If you’ve ever spent time re-engineering an old-line factory, you know the impact of rework. When a factory is managed poorly, products fail inspection the first time and need to be re-run. Sometimes a product is re-run multiple times before it gets out the door. Poor processing can also ruin a product before it reaches the end of the line. That scrap goes right in the trash or, best case, is recycled.
The difference between a smooth running factory with high first-pass yield and an old-fashioned factory with low yield is dramatic. The smooth-running factory produces much more output with the same assets and raw material inputs. If the factories are in the same industry, one will be far more profitable than the other. In fact, the poorly-run factory is likely to be pushed out of business before too long. This is how things work in most industries, and explains why productivity and quality have risen so much over time while prices (in general) have been stable.
Hospitals are different. When a hospital screws up (causing an infection for example), it can charge the customer to fix the problem! Unlike a factory, a hospital can make money from such rework. As a result, while there are differences in profitability among hospitals, the differences are smaller than they would be in a normal industry. Because inefficient hospitals can stay in the market, it also reduces the pressure to make productivity improvements. As a result, costs rise over time.
All this is starting to change. As Medicare and other large insurers start refusing to pay for errors, hospitals themselves will have to pay for rework. If the trend continues –which I think it will– and hospitals can no longer charge for preventable errors, soon hospitals will need to be managed much more like factories. Since we know there is plenty of rework going on in the typical hospital, there will be an opportunity for dramatic differences in hospital profitability, just like in regular businesses.
However, unlike normal companies, which are generally allowed to go out of business if they fail to compete, hospitals tend to be protected. What that implies is that payers will end up increasing payments so that low-performing hospitals can stay in business. That may provide a real opportunity for the best-performing hospitals to reap a windfall. It could also lead to a new wave of hospital acquisitions led by those hospitals that figure out how to eliminate errors.

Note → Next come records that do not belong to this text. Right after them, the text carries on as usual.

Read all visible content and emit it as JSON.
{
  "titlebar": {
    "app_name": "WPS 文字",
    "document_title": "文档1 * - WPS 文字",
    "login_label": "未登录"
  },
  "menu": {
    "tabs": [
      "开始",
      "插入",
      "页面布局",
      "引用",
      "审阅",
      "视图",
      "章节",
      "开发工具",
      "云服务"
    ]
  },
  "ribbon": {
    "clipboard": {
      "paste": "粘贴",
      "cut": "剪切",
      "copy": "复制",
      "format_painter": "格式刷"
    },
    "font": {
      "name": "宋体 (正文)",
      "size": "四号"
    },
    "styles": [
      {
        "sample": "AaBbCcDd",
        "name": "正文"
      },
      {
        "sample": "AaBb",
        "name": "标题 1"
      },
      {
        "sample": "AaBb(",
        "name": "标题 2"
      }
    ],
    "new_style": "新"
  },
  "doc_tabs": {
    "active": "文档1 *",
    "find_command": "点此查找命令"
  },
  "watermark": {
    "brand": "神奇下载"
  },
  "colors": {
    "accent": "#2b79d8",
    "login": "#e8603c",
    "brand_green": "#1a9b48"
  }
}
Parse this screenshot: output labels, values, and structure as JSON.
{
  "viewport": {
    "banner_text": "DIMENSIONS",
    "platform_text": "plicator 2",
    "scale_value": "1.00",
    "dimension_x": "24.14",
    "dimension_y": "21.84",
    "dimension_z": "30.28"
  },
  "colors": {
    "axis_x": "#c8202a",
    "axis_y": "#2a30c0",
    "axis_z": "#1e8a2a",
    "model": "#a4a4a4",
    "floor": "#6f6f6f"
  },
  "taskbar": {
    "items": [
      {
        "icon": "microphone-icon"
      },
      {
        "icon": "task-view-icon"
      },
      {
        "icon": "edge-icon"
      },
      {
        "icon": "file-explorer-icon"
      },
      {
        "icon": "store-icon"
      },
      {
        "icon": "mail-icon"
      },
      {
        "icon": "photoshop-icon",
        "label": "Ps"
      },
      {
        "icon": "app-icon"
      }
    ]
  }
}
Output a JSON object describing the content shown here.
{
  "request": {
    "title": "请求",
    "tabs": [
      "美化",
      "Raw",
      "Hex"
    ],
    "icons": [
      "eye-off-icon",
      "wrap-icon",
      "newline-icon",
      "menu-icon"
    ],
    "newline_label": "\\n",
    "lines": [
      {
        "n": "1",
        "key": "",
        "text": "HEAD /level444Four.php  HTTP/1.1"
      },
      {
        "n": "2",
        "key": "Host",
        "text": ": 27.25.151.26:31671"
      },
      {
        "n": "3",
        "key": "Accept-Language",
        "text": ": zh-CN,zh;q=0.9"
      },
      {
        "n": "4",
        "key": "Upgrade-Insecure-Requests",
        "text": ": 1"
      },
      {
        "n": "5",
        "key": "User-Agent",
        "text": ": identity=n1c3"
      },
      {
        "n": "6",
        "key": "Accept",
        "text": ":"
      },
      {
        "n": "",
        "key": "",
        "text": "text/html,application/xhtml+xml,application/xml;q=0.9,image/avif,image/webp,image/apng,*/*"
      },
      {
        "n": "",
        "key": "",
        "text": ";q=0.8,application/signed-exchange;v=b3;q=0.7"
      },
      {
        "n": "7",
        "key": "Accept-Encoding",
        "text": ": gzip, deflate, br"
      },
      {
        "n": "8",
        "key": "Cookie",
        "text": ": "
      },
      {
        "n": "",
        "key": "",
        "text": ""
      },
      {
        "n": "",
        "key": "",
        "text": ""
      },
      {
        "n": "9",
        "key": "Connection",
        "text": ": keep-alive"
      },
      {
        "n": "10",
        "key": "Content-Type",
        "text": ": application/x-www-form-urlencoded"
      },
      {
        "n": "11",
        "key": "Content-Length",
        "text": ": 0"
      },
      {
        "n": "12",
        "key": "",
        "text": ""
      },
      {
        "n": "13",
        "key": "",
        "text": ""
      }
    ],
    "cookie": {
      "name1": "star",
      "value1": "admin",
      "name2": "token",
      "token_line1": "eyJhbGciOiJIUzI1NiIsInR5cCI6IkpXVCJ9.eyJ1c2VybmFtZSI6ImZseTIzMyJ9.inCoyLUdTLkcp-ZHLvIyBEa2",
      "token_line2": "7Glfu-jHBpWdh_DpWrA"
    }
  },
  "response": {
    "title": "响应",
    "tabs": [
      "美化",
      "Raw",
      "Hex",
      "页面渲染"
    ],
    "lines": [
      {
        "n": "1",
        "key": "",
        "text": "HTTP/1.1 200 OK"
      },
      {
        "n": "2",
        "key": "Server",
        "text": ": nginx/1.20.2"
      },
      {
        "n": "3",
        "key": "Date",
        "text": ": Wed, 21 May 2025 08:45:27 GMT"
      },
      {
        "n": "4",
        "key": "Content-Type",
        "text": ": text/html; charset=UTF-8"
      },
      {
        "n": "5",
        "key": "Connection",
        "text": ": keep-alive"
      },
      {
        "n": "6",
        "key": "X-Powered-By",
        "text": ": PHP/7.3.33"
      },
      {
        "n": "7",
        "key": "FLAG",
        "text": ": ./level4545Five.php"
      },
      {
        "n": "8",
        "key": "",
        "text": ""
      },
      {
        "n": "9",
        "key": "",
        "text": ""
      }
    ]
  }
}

I don’t have the data to back up this speculation, but I bet I’m right.June 27, 2008